=== DATA EXTRACTS ===
*** Begin section ***
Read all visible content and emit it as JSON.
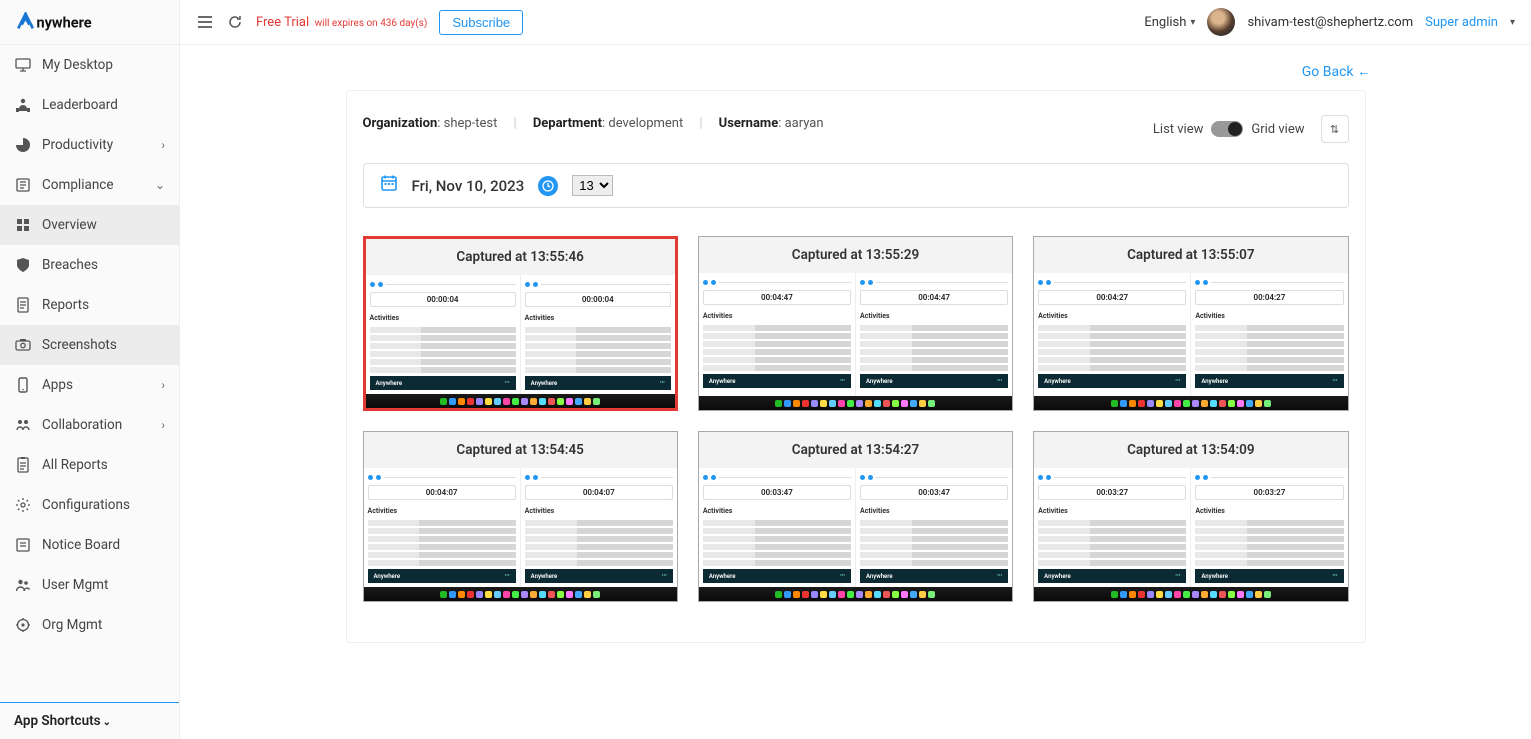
{
  "app": {
    "name": "Anywhere"
  },
  "topbar": {
    "trial_label": "Free Trial",
    "trial_sub": "will expires on 436 day(s)",
    "subscribe": "Subscribe",
    "language": "English",
    "email": "shivam-test@shephertz.com",
    "role": "Super admin"
  },
  "sidebar": {
    "items": [
      {
        "label": "My Desktop",
        "icon": "desktop-icon"
      },
      {
        "label": "Leaderboard",
        "icon": "leaderboard-icon"
      },
      {
        "label": "Productivity",
        "icon": "pie-icon",
        "expandable": true,
        "chev": "›"
      },
      {
        "label": "Compliance",
        "icon": "compliance-icon",
        "expandable": true,
        "chev": "⌄"
      },
      {
        "label": "Overview",
        "icon": "grid-icon",
        "indent": true,
        "active": true
      },
      {
        "label": "Breaches",
        "icon": "shield-icon",
        "indent": true
      },
      {
        "label": "Reports",
        "icon": "reports-icon",
        "indent": true
      },
      {
        "label": "Screenshots",
        "icon": "screenshot-icon",
        "indent": true,
        "active": true
      },
      {
        "label": "Apps",
        "icon": "phone-icon",
        "expandable": true,
        "chev": "›"
      },
      {
        "label": "Collaboration",
        "icon": "collab-icon",
        "expandable": true,
        "chev": "›"
      },
      {
        "label": "All Reports",
        "icon": "allreports-icon"
      },
      {
        "label": "Configurations",
        "icon": "gear-icon"
      },
      {
        "label": "Notice Board",
        "icon": "notice-icon"
      },
      {
        "label": "User Mgmt",
        "icon": "users-icon"
      },
      {
        "label": "Org Mgmt",
        "icon": "orgmgmt-icon"
      }
    ],
    "shortcuts": "App Shortcuts"
  },
  "page": {
    "go_back": "Go Back",
    "crumbs": {
      "org_label": "Organization",
      "org_value": "shep-test",
      "dept_label": "Department",
      "dept_value": "development",
      "user_label": "Username",
      "user_value": "aaryan"
    },
    "view": {
      "list": "List view",
      "grid": "Grid view"
    },
    "date": "Fri, Nov 10, 2023",
    "hour": "13",
    "cards": [
      {
        "title": "Captured at 13:55:46",
        "timer": "00:00:04",
        "highlight": true
      },
      {
        "title": "Captured at 13:55:29",
        "timer": "00:04:47"
      },
      {
        "title": "Captured at 13:55:07",
        "timer": "00:04:27"
      },
      {
        "title": "Captured at 13:54:45",
        "timer": "00:04:07"
      },
      {
        "title": "Captured at 13:54:27",
        "timer": "00:03:47"
      },
      {
        "title": "Captured at 13:54:09",
        "timer": "00:03:27"
      }
    ],
    "thumb": {
      "activities": "Activities",
      "brand": "Anywhere"
    },
    "taskbar_colors": [
      "#2b2",
      "#39f",
      "#f80",
      "#e33",
      "#98f",
      "#fd4",
      "#6cf",
      "#f4a",
      "#4e4",
      "#a8f",
      "#fa3",
      "#5df",
      "#e55",
      "#8f4",
      "#f7f",
      "#4af",
      "#fc4",
      "#7e7"
    ]
  }
}
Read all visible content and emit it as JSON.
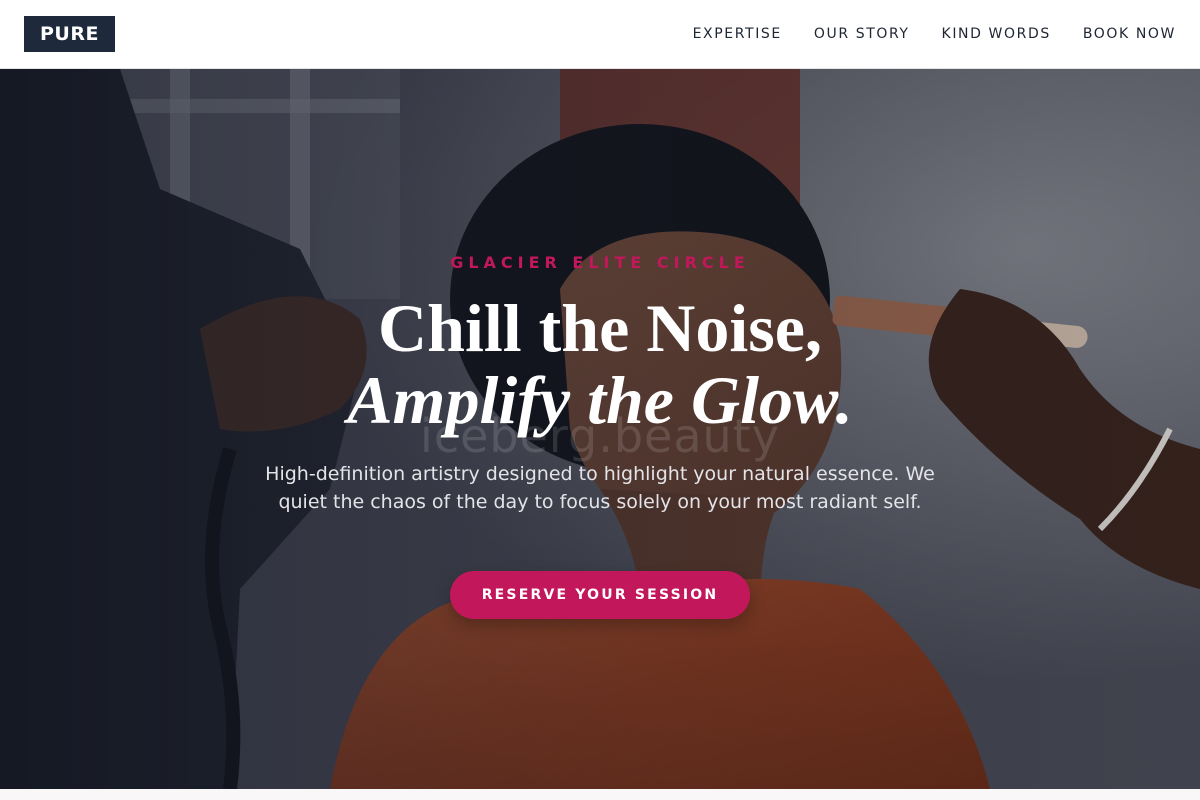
{
  "brand": {
    "logo_text": "PURE"
  },
  "nav": {
    "items": [
      {
        "label": "EXPERTISE"
      },
      {
        "label": "OUR STORY"
      },
      {
        "label": "KIND WORDS"
      },
      {
        "label": "BOOK NOW"
      }
    ]
  },
  "hero": {
    "eyebrow": "GLACIER ELITE CIRCLE",
    "headline_line1": "Chill the Noise,",
    "headline_line2": "Amplify the Glow.",
    "watermark": "iceberg.beauty",
    "subtext": "High-definition artistry designed to highlight your natural essence. We quiet the chaos of the day to focus solely on your most radiant self.",
    "cta_label": "RESERVE YOUR SESSION",
    "photo_alt": "Makeup artist applying a brush to a woman's face"
  },
  "colors": {
    "accent": "#c2185b",
    "logo_bg": "#1e293b",
    "nav_text": "#1e2533"
  }
}
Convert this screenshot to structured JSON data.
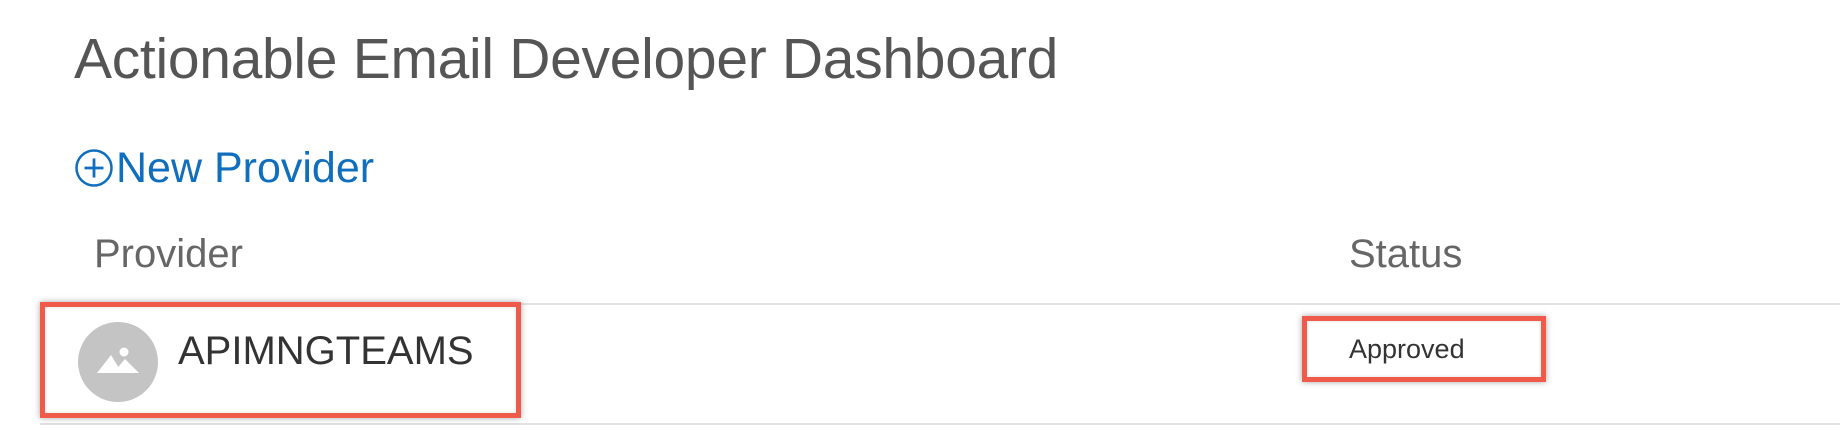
{
  "header": {
    "title": "Actionable Email Developer Dashboard"
  },
  "actions": {
    "new_provider_label": "New Provider",
    "new_provider_icon": "plus-circle-icon"
  },
  "table": {
    "columns": [
      "Provider",
      "Status"
    ],
    "rows": [
      {
        "avatar_icon": "image-placeholder-icon",
        "provider": "APIMNGTEAMS",
        "status": "Approved"
      }
    ]
  },
  "colors": {
    "link": "#106ebe",
    "title": "#555555",
    "highlight": "#f05a4a",
    "avatar": "#c4c4c4",
    "divider": "#e1e1e1"
  }
}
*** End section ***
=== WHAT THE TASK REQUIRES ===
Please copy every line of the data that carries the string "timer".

=== RESULT BELOW ===
        "timer": "00:00:04",
        "timer": "00:04:47"
        "timer": "00:04:27"
        "timer": "00:04:07"
        "timer": "00:03:47"
        "timer": "00:03:27"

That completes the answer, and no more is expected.